Library Director’s Notebook
The Dinner by Herman Koch is a slender novel that might also have been written as a play. By that I mean most of the action takes place in a somewhat claustrophobic setting of a chic, pricey restaurant in Holland, peopled by the rich and famous, or the merely quite well-to-do. The major dramatis personae are also limited, including Paul,the narrator, his wife Claire, his brother Serge and his sister-in-law Babette. Overly solicitous waiters and eager admirers of Serge flutter around them like flies around a particularly juicy carcass.

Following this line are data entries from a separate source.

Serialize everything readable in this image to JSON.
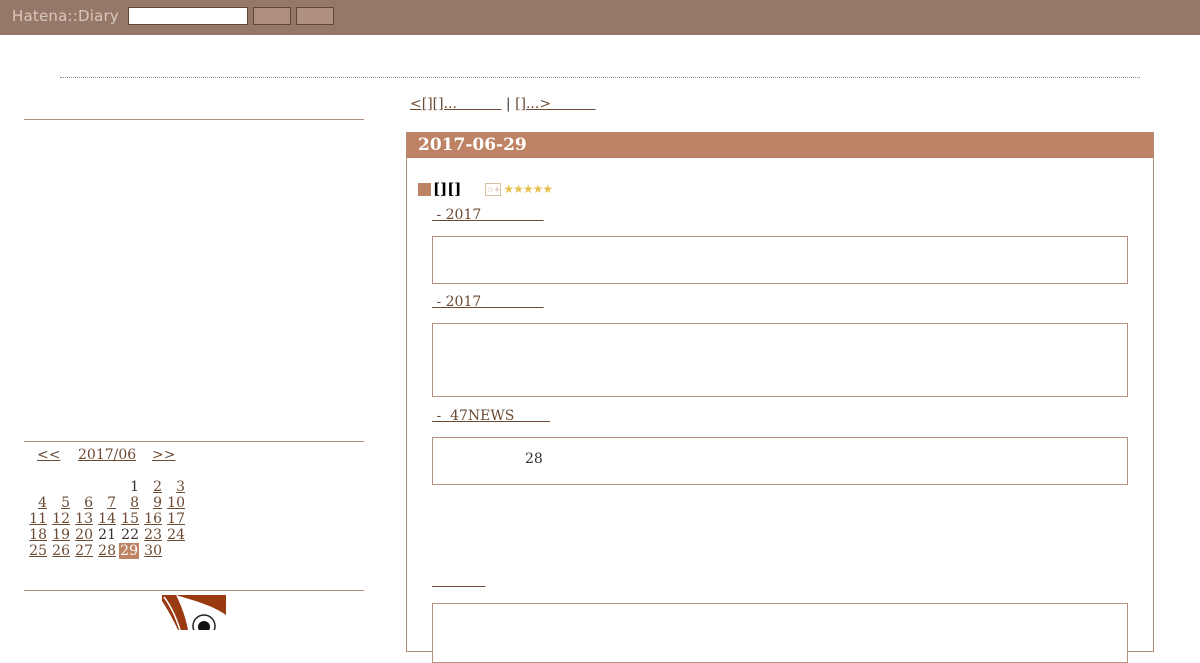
{
  "header": {
    "logo": "Hatena::Diary",
    "search_value": ""
  },
  "pager": {
    "prev": "<[][]...          ",
    "separator": " | ",
    "next": "[]...>          "
  },
  "day": {
    "date": "2017-06-29",
    "section_title": "[][]",
    "star_add": "☆+",
    "stars": "★★★★★",
    "links": [
      " - 2017              ",
      " - 2017              ",
      " -  47NEWS        ",
      "            "
    ],
    "embeds": [
      {
        "text": ""
      },
      {
        "text": ""
      },
      {
        "text": "28"
      },
      {
        "text": ""
      }
    ]
  },
  "calendar": {
    "prev": "<<",
    "month": "2017/06",
    "next": ">>",
    "weeks": [
      [
        "",
        "",
        "",
        "",
        "1",
        "2",
        "3"
      ],
      [
        "4",
        "5",
        "6",
        "7",
        "8",
        "9",
        "10"
      ],
      [
        "11",
        "12",
        "13",
        "14",
        "15",
        "16",
        "17"
      ],
      [
        "18",
        "19",
        "20",
        "21",
        "22",
        "23",
        "24"
      ],
      [
        "25",
        "26",
        "27",
        "28",
        "29",
        "30",
        ""
      ]
    ],
    "plain_days": [
      "1",
      "21",
      "22"
    ],
    "today": "29"
  },
  "colors": {
    "topbar": "#967868",
    "accent": "#bd8364",
    "link": "#6b4a33"
  }
}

From the very beginning Paul lets us know that he does not want to attend this small dinner with his brother and his wife. It becomes obvious after just a few of Paul’s tetchy comments that the brothers are not close. Serge is one of the beautiful people, a very handsome man running for the country’s highest office. His wife Babette is a woman whose beauty also attracts a lot of attention in any setting, but especially in the sheltered world of a small, exclusive restaurant. By contrast Paul and Claire fade into the background, although it soon becomes obvious that is timid or insignificant.
The four of them know they must have an important talk about their respective teenage children. Something very serious has occurred, and each of them wants to face up to the problem, while at the same time trying to delay the discussion, and if possible manage the outcome, for their own sakes as well as for their children.
Little by little, Paul reveals to the reader just what he suspects his son Michel and his cousins have done and what grave and very public consequences are almost certain to follow their actions. Paul complains and frets about society, anxious about the growing violence in the world, yet taking no part of the blame, as he alternately condemns and then seeks to exonerate and protect Michel. He regrets his lack of closeness with Michel and is jealous of Michel’s obviously close relationship with his mother.
The farther along we read, the more we come to realize that Paul falls into the category of an unreliable narrator. So much of what he relates, the events leading up to his son’s crimes, his relationship with Claire, his interpretation of his brother’s motives becomes less trustworthy every moment. Only one thing becomes most pressingly urgent: Paul and Claire will do anything to save their son, no matter what the consequences. It is this closing of ranks and complete lack of compassion or concern for anyone else but the immediate, core unit that drives this novel to its extremely unpleasant conclusion. Comparisons to recent current events such as the “Affluenza” case regarding a wealthy teen on the run with his mother, after breaking the terms of his parole, are both inevitable and disturbing when reading The Dinner.